The Statesman last week has a pullout transcript of a round table discussion on the topic of ‘London’s economic strength’. There’s a PDF version here. The participants include Ed Balls, Chief Economic Adviser to The Treasury, Anne Seex, Chief Executive of Norwich City Council and various academics, agency heads and policy types. In the chair is David Walker whose Analysis programme I blogged yesterday.


  1. I notice since Dave wrote this piece (see below) you’ve only started blogging very very very serious things. I liked reading about CDs you were listening to that no one else had heard of and the kids’ illnesses.

    Dave Green:
    “On the other hand, it’s getting so easy to update a weblog that some users seem to type in their thoughts willy-nilly, posting unimaginable banalities, like a nation of Alan Partridges trying to fill an internet’s worth of dead air: CDs they’re listening to, scintillating accounts of their day at work, URLs of sites they feel they should acknowledge, despite having nothing new to say about them. It is like one of those terrible Christmas family newsletters for every single day of the year. ”

  2. A depressingly shortsighted round table. Transport problems are mentioned (with general agreement that as much money as possible should be devoted to fixing London and the SE) but the key reason for any debate on the relative economic stature of London, the South East and the rest of the country is missing. The sewerage and water infrastructure of the entire SE is under pressure. It may be possible, at great expense, to upgrade it to handle a slight increase in population, but even that will take many years.
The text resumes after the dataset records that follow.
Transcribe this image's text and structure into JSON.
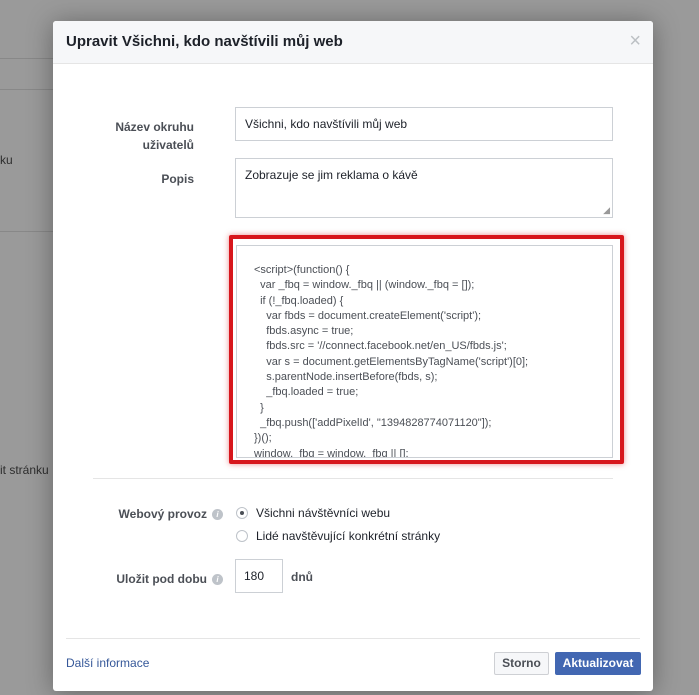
{
  "background": {
    "text_1": "ku",
    "text_2": "it stránku"
  },
  "dialog": {
    "title": "Upravit Všichni, kdo navštívili můj web",
    "close_glyph": "×"
  },
  "form": {
    "name_label": "Název okruhu uživatelů",
    "name_value": "Všichni, kdo navštívili můj web",
    "description_label": "Popis",
    "description_value": "Zobrazuje se jim reklama o kávě",
    "code": "<script>(function() {\n  var _fbq = window._fbq || (window._fbq = []);\n  if (!_fbq.loaded) {\n    var fbds = document.createElement('script');\n    fbds.async = true;\n    fbds.src = '//connect.facebook.net/en_US/fbds.js';\n    var s = document.getElementsByTagName('script')[0];\n    s.parentNode.insertBefore(fbds, s);\n    _fbq.loaded = true;\n  }\n  _fbq.push(['addPixelId', \"1394828774071120\"]);\n})();\nwindow._fbq = window._fbq || [];",
    "traffic_label": "Webový provoz",
    "traffic_options": [
      {
        "label": "Všichni návštěvníci webu",
        "checked": true
      },
      {
        "label": "Lidé navštěvující konkrétní stránky",
        "checked": false
      }
    ],
    "retention_label": "Uložit pod dobu",
    "retention_value": "180",
    "retention_unit": "dnů",
    "help_glyph": "i"
  },
  "footer": {
    "more_info_link": "Další informace",
    "cancel_button": "Storno",
    "update_button": "Aktualizovat"
  },
  "colors": {
    "highlight": "#d7161c",
    "primary_button": "#4267b2",
    "link": "#365899"
  }
}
Given this fact, if we want to avoid extraordinary inflation in the SE region (whose housing market is already very overheated) we need to look at diverting the growth to other regions before London et al implode.

Comments are closed.